Write transactions update all replicas synchronously. Therefore write latency is dictated by the maximum separation between any two sites. This can range from a few milliseconds in a cluster spanning multiple zones in the same region to hundreds of milliseconds for a cluster across multiple continents. Application requirements for strong consistency, disaster recovery, and write latency must be balanced to come up with the optimal cluster design.
Node sizing should take into account maximum node failures on a site, as the content and load from the failed nodes will be distributed to the remaining nodes on the same site in Rack Aware distribution. In the extreme case, it is possible to have a single node hold all the site's replicas and server all its requests, however the cluster may not function optimally.
With high bandwidth connectivity, a replica can be migrated quickly. Migrations are typically throttled so that the cluster can provide adequate response to the normal workload. Applications are unlikely to experience higher latency during this period if the workload is not bandwidth intensive. Multiple simultaneous node failures may extend the migration duration and latency depending on the configuration and network bandwidth.
Global Data Infrastructure
For a different class of applications that requires fast write performance, selective replication across sites to meet regulatory requirements, autonomy of site operations, but that can live with less stringent consistency guarantees, Aerospike provides Cross Data-center Replication (XDR). XDR can be combined with multi-site clusters to architect an optimal global data infrastructure to satisfy multiple applications.
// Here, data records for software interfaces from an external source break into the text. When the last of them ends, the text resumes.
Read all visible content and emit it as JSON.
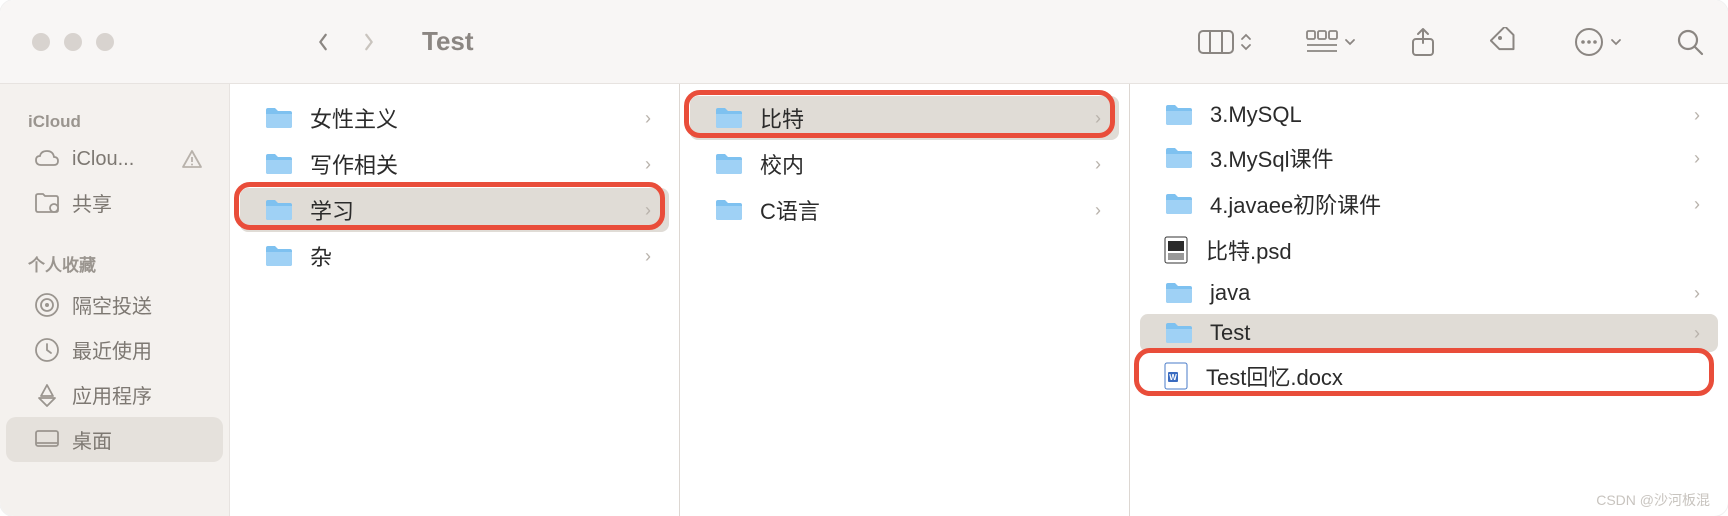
{
  "window": {
    "title": "Test"
  },
  "sidebar": {
    "sections": [
      {
        "header": "iCloud",
        "items": [
          {
            "label": "iClou...",
            "icon": "cloud",
            "warn": true
          },
          {
            "label": "共享",
            "icon": "shared-folder"
          }
        ]
      },
      {
        "header": "个人收藏",
        "items": [
          {
            "label": "隔空投送",
            "icon": "airdrop"
          },
          {
            "label": "最近使用",
            "icon": "clock"
          },
          {
            "label": "应用程序",
            "icon": "apps"
          },
          {
            "label": "桌面",
            "icon": "desktop",
            "sel": true
          }
        ]
      }
    ]
  },
  "columns": [
    {
      "items": [
        {
          "label": "女性主义",
          "type": "folder"
        },
        {
          "label": "写作相关",
          "type": "folder"
        },
        {
          "label": "学习",
          "type": "folder",
          "sel": true,
          "hl": true
        },
        {
          "label": "杂",
          "type": "folder"
        }
      ]
    },
    {
      "items": [
        {
          "label": "比特",
          "type": "folder",
          "sel": true,
          "hl": true
        },
        {
          "label": "校内",
          "type": "folder"
        },
        {
          "label": "C语言",
          "type": "folder"
        }
      ]
    },
    {
      "items": [
        {
          "label": "3.MySQL",
          "type": "folder",
          "chev": true
        },
        {
          "label": "3.MySql课件",
          "type": "folder",
          "chev": true
        },
        {
          "label": "4.javaee初阶课件",
          "type": "folder",
          "chev": true
        },
        {
          "label": "比特.psd",
          "type": "psd"
        },
        {
          "label": "java",
          "type": "folder",
          "chev": true
        },
        {
          "label": "Test",
          "type": "folder",
          "sel": true,
          "chev": true
        },
        {
          "label": "Test回忆.docx",
          "type": "docx",
          "hl": true
        }
      ]
    }
  ],
  "watermark": "CSDN @沙河板混"
}
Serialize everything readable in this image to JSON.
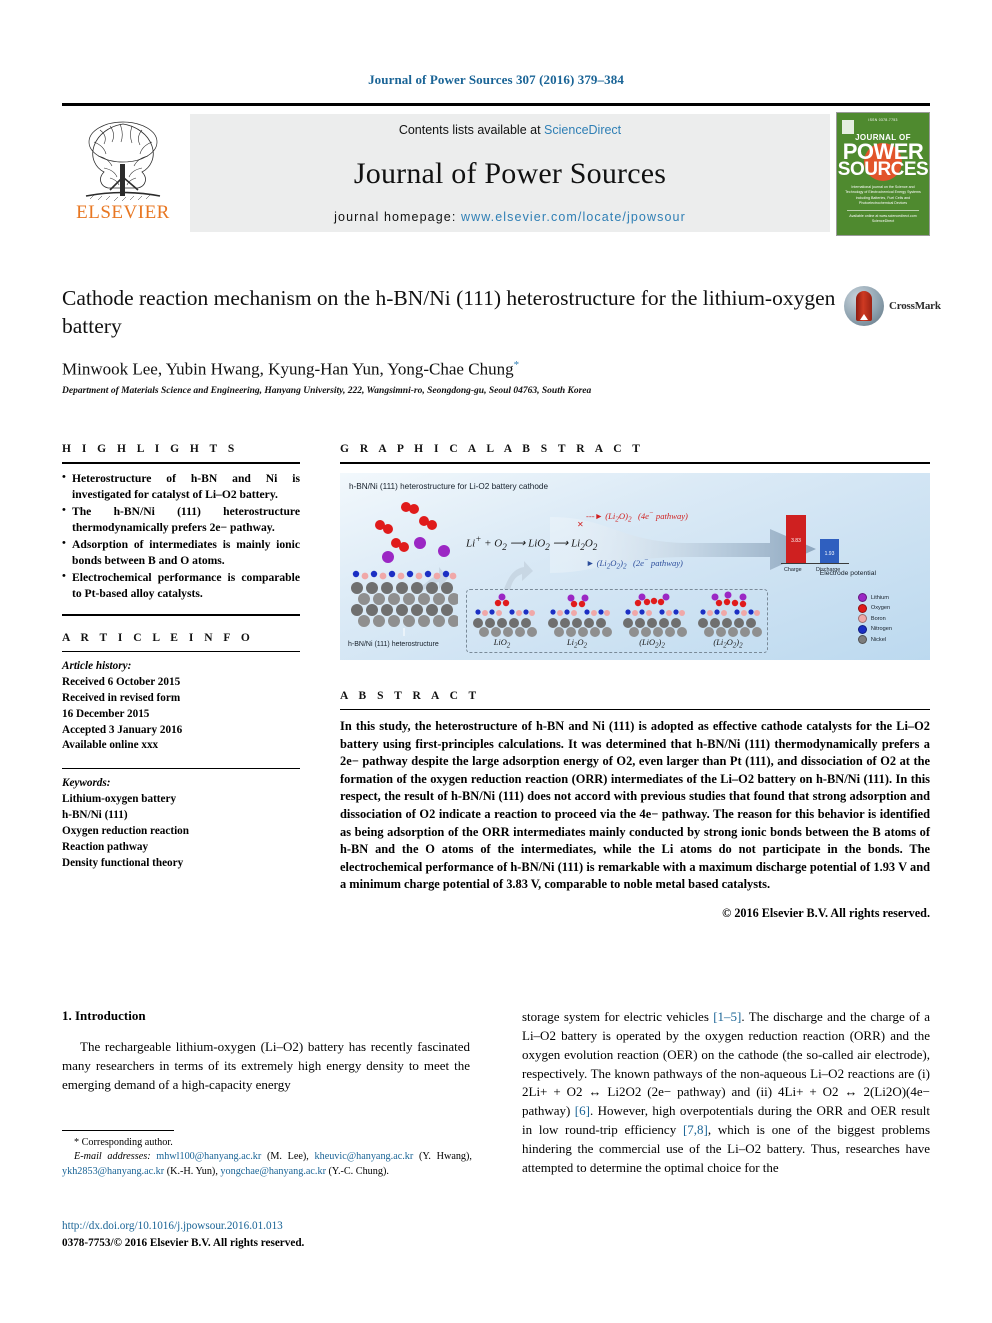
{
  "running_head": "Journal of Power Sources 307 (2016) 379–384",
  "masthead": {
    "contents_prefix": "Contents lists available at",
    "contents_link": "ScienceDirect",
    "journal_name": "Journal of Power Sources",
    "homepage_prefix": "journal homepage:",
    "homepage_url": "www.elsevier.com/locate/jpowsour",
    "publisher": "ELSEVIER",
    "cover": {
      "top_label": "ISSN 0378-7753",
      "journal_of": "JOURNAL OF",
      "power": "POWER",
      "sources": "SOURCES",
      "blurb": "International journal on the Science and Technology of Electrochemical Energy Systems including Batteries, Fuel Cells and Photoelectrochemical Devices",
      "bottom": "Available online at www.sciencedirect.com  ScienceDirect"
    }
  },
  "article": {
    "title": "Cathode reaction mechanism on the h-BN/Ni (111) heterostructure for the lithium-oxygen battery",
    "authors": "Minwook Lee, Yubin Hwang, Kyung-Han Yun, Yong-Chae Chung",
    "corresponding_marker": "*",
    "affiliation": "Department of Materials Science and Engineering, Hanyang University, 222, Wangsimni-ro, Seongdong-gu, Seoul 04763, South Korea",
    "crossmark_label": "CrossMark"
  },
  "highlights": {
    "heading": "H I G H L I G H T S",
    "items": [
      "Heterostructure of h-BN and Ni is investigated for catalyst of Li–O2 battery.",
      "The h-BN/Ni (111) heterostructure thermodynamically prefers 2e− pathway.",
      "Adsorption of intermediates is mainly ionic bonds between B and O atoms.",
      "Electrochemical performance is comparable to Pt-based alloy catalysts."
    ]
  },
  "article_info": {
    "heading": "A R T I C L E   I N F O",
    "history_label": "Article history:",
    "history": [
      "Received 6 October 2015",
      "Received in revised form",
      "16 December 2015",
      "Accepted 3 January 2016",
      "Available online xxx"
    ],
    "keywords_label": "Keywords:",
    "keywords": [
      "Lithium-oxygen battery",
      "h-BN/Ni (111)",
      "Oxygen reduction reaction",
      "Reaction pathway",
      "Density functional theory"
    ]
  },
  "graphical_abstract": {
    "heading": "G R A P H I C A L   A B S T R A C T",
    "figure_title": "h-BN/Ni (111) heterostructure for Li-O2 battery cathode",
    "equation": "Li+ + O2 ⟶ LiO2 ⟶ Li2O2",
    "pathway_4e": "(Li2O)2     (4e− pathway)",
    "pathway_2e": "(Li2O2)2     (2e− pathway)",
    "slab_label": "h-BN/Ni (111) heterostructure",
    "structures": [
      "LiO2",
      "Li2O2",
      "(LiO2)2",
      "(Li2O2)2"
    ],
    "bar_chart_caption": "Electrode potential",
    "bars": [
      {
        "name": "Charge",
        "value": "3.83",
        "color": "#cf2020"
      },
      {
        "name": "Discharge",
        "value": "1.93",
        "color": "#2f5fbf"
      }
    ],
    "legend": [
      {
        "label": "Lithium",
        "color": "#9b27c4"
      },
      {
        "label": "Oxygen",
        "color": "#e01b1b"
      },
      {
        "label": "Boron",
        "color": "#f0a8a8"
      },
      {
        "label": "Nitrogen",
        "color": "#1b2fc4"
      },
      {
        "label": "Nickel",
        "color": "#7d7d7d"
      }
    ]
  },
  "abstract": {
    "heading": "A B S T R A C T",
    "text": "In this study, the heterostructure of h-BN and Ni (111) is adopted as effective cathode catalysts for the Li–O2 battery using first-principles calculations. It was determined that h-BN/Ni (111) thermodynamically prefers a 2e− pathway despite the large adsorption energy of O2, even larger than Pt (111), and dissociation of O2 at the formation of the oxygen reduction reaction (ORR) intermediates of the Li–O2 battery on h-BN/Ni (111). In this respect, the result of h-BN/Ni (111) does not accord with previous studies that found that strong adsorption and dissociation of O2 indicate a reaction to proceed via the 4e− pathway. The reason for this behavior is identified as being adsorption of the ORR intermediates mainly conducted by strong ionic bonds between the B atoms of h-BN and the O atoms of the intermediates, while the Li atoms do not participate in the bonds. The electrochemical performance of h-BN/Ni (111) is remarkable with a maximum discharge potential of 1.93 V and a minimum charge potential of 3.83 V, comparable to noble metal based catalysts.",
    "copyright": "© 2016 Elsevier B.V. All rights reserved."
  },
  "introduction": {
    "section_number_title": "1. Introduction",
    "left_paragraph": "The rechargeable lithium-oxygen (Li–O2) battery has recently fascinated many researchers in terms of its extremely high energy density to meet the emerging demand of a high-capacity energy",
    "right_paragraph_parts": {
      "p1": "storage system for electric vehicles ",
      "ref1": "[1–5]",
      "p2": ". The discharge and the charge of a Li–O2 battery is operated by the oxygen reduction reaction (ORR) and the oxygen evolution reaction (OER) on the cathode (the so-called air electrode), respectively. The known pathways of the non-aqueous Li–O2 reactions are (i) 2Li+ + O2 ↔ Li2O2 (2e− pathway) and (ii) 4Li+ + O2 ↔ 2(Li2O)(4e− pathway) ",
      "ref2": "[6]",
      "p3": ". However, high overpotentials during the ORR and OER result in low round-trip efficiency ",
      "ref3": "[7,8]",
      "p4": ", which is one of the biggest problems hindering the commercial use of the Li–O2 battery. Thus, researches have attempted to determine the optimal choice for the"
    }
  },
  "footnote": {
    "corresponding": "* Corresponding author.",
    "email_label": "E-mail addresses:",
    "emails": [
      {
        "address": "mhwl100@hanyang.ac.kr",
        "person": "(M. Lee)"
      },
      {
        "address": "kheuvic@hanyang.ac.kr",
        "person": "(Y. Hwang)"
      },
      {
        "address": "ykh2853@hanyang.ac.kr",
        "person": "(K.-H. Yun)"
      },
      {
        "address": "yongchae@hanyang.ac.kr",
        "person": "(Y.-C. Chung)"
      }
    ]
  },
  "doi_block": {
    "doi": "http://dx.doi.org/10.1016/j.jpowsour.2016.01.013",
    "issn_line": "0378-7753/© 2016 Elsevier B.V. All rights reserved."
  }
}
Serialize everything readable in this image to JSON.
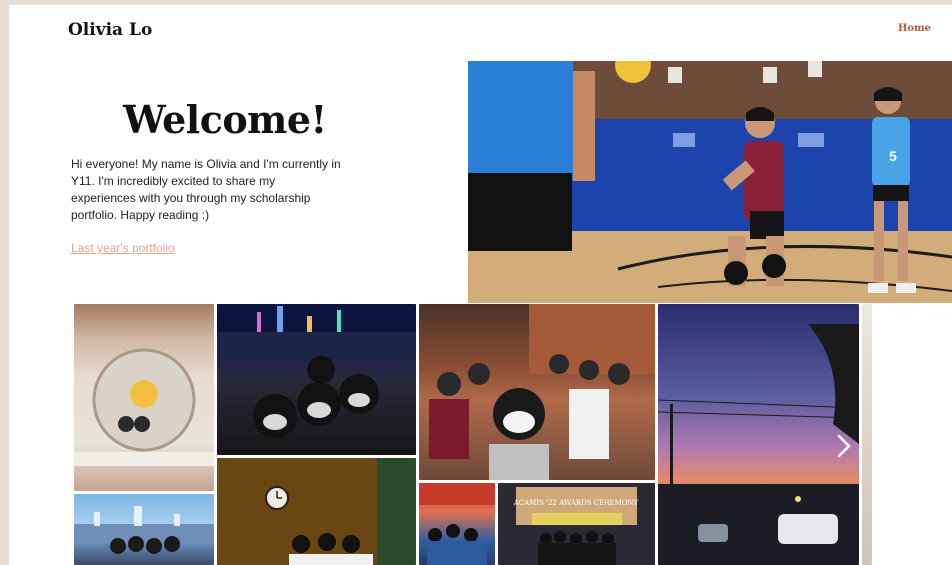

Aerospike multi-site clusters span geographically distant sites and provide strong consistency and always-on availability at a low cost, making them a good fit for global business transactions. Multi-site clusters can quickly detect and recover from node, site, and link failures to provide "always-on" availability. Today, many deployments are successfully running mission critical transactions at scale with multi-site clusters. Multi-site clusters and Cross Data-center Replication(XDR) together provide the capabilities and flexibility in creating the optimal global data infrastructure within an enterprise.